ACAPS Briefing Note - Somalia: Food Security and Nutrition Crisis (24 February 2017)
Severe drought conditions are rapidly deteriorating food security, nutrition, and health levels across Somalia. A pre-famine warning was declared in January, and there is currently a larger population at risk than in the 2011 famine. Below average gu (April-June) rainfall is predicted in most of the country, with famine conditions likely in localised areas if humanitarian assistance cannot reach all populations in need. Due to continued insecurity, this scenario is a distinct possibility.

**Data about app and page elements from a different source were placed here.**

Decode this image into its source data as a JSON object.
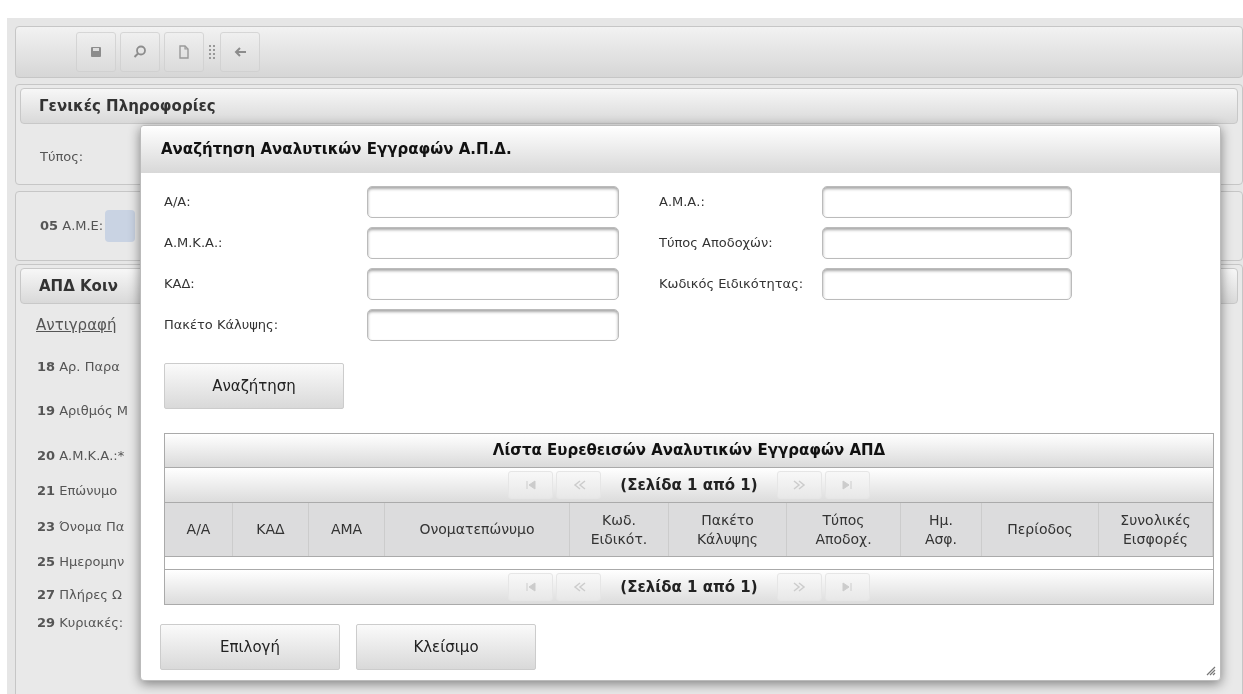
{
  "toolbar": {
    "buttons": [
      {
        "kind": "save",
        "disabled": true
      },
      {
        "kind": "search",
        "disabled": true
      },
      {
        "kind": "new",
        "disabled": true
      },
      {
        "kind": "grip"
      },
      {
        "kind": "back",
        "disabled": true
      }
    ]
  },
  "background": {
    "general_panel": {
      "title": "Γενικές Πληροφορίες",
      "type_label": "Τύπος:"
    },
    "ame_panel": {
      "number": "05",
      "label": "Α.Μ.Ε:"
    },
    "apd_panel": {
      "title": "ΑΠΔ Κοιν",
      "link": "Αντιγραφή",
      "rows": [
        {
          "number": "18",
          "label": "Αρ. Παρα"
        },
        {
          "number": "19",
          "label": "Αριθμός Μ"
        },
        {
          "number": "20",
          "label": "Α.Μ.Κ.Α.:*"
        },
        {
          "number": "21",
          "label": "Επώνυμο"
        },
        {
          "number": "23",
          "label": "Όνομα Πα"
        },
        {
          "number": "25",
          "label": "Ημερομην"
        },
        {
          "number": "27",
          "label": "Πλήρες Ω"
        },
        {
          "number": "29",
          "label": "Κυριακές:"
        }
      ]
    }
  },
  "dialog": {
    "title": "Αναζήτηση Αναλυτικών Εγγραφών Α.Π.Δ.",
    "left_fields": [
      {
        "label": "Α/Α:"
      },
      {
        "label": "Α.Μ.Κ.Α.:"
      },
      {
        "label": "ΚΑΔ:"
      },
      {
        "label": "Πακέτο Κάλυψης:"
      }
    ],
    "right_fields": [
      {
        "label": "Α.Μ.Α.:"
      },
      {
        "label": "Τύπος Αποδοχών:"
      },
      {
        "label": "Κωδικός Ειδικότητας:"
      }
    ],
    "search_button": "Αναζήτηση",
    "table": {
      "title": "Λίστα Ευρεθεισών Αναλυτικών Εγγραφών ΑΠΔ",
      "top_pager": {
        "label": "(Σελίδα 1 από 1)",
        "first_disabled": true,
        "prev_disabled": true,
        "next_disabled": true,
        "last_disabled": true
      },
      "columns": [
        "Α/Α",
        "ΚΑΔ",
        "ΑΜΑ",
        "Ονοματεπώνυμο",
        "Κωδ.\nΕιδικότ.",
        "Πακέτο\nΚάλυψης",
        "Τύπος\nΑποδοχ.",
        "Ημ.\nΑσφ.",
        "Περίοδος",
        "Συνολικές\nΕισφορές"
      ],
      "bottom_pager": {
        "label": "(Σελίδα 1 από 1)",
        "first_disabled": true,
        "prev_disabled": true,
        "next_disabled": true,
        "last_disabled": true
      }
    },
    "buttons": [
      "Επιλογή",
      "Κλείσιμο"
    ]
  }
}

Somalia is currently in the middle of the dry jilaal season (January-March). With little rain during this time, livelihoods are severely affected. The Shabelle river has dried up in some places, affecting hundreds of thousands that live along its banks. Livestock losses due to a lack of pasture; a lack of water sources; low wages; and high food prices have led to significant distress migration towards urban centres, with 73,000 displaced between 1-21 January. More than six million people (50% of the population) are in need of food assistance. In February, 439,000 people were in Emergency (IPC Phase 4) food security - ten times more than six months earlier, and more than twice as many (2.47 million) were in Crisis (IPC Phase 3). A 24% increase in severely malnourished children from August 2016 to February 2017 has been recorded. Cholera cases have increased critically during the Jilaal season, with latest reports indicating 900 cases per week. An estimated 4.5 million people are predicted to be in need of WASH assistance in April, up from 2.7 million reported in August 2016.
Anticipated scope and scale
The drought affects the whole of Somalia, with localised areas in Puntland and south central Somalia suffering from severe drought conditions. The drought is expected to last at least until mid-2017, and if the gu rainfall from April to June is poor, it could last until 2018. Food security is deteriorating rapidly in the current dry jilaal season, leading to an aggravation of poor nutrition and health.
Priorities for humanitarian intervention
- Food security is rapidly deteriorating, with more than half the population currently in need.
- Nutrition levels are at Critical levels in most regions, with a significant deterioration predicted.
- Displacement is increasing as drought effects are worsening.
- Health and WASH conditions are poor due to a lack of water. Cholera affects eight regions in the country, and could spread further.
Al Shabaab controls significant territory in south central Somalia, rendering many areas inaccessible. 165 violent incidents against humanitarian workers were recorded in 2016. Roadblocks by various armed groups are widespread in south central Somalia especially, with up to USD 4,000 charged for access to certain areas. Unexploded bombs are present in localised areas of south central Somalia.
Widespread corruption, especially around aid exists.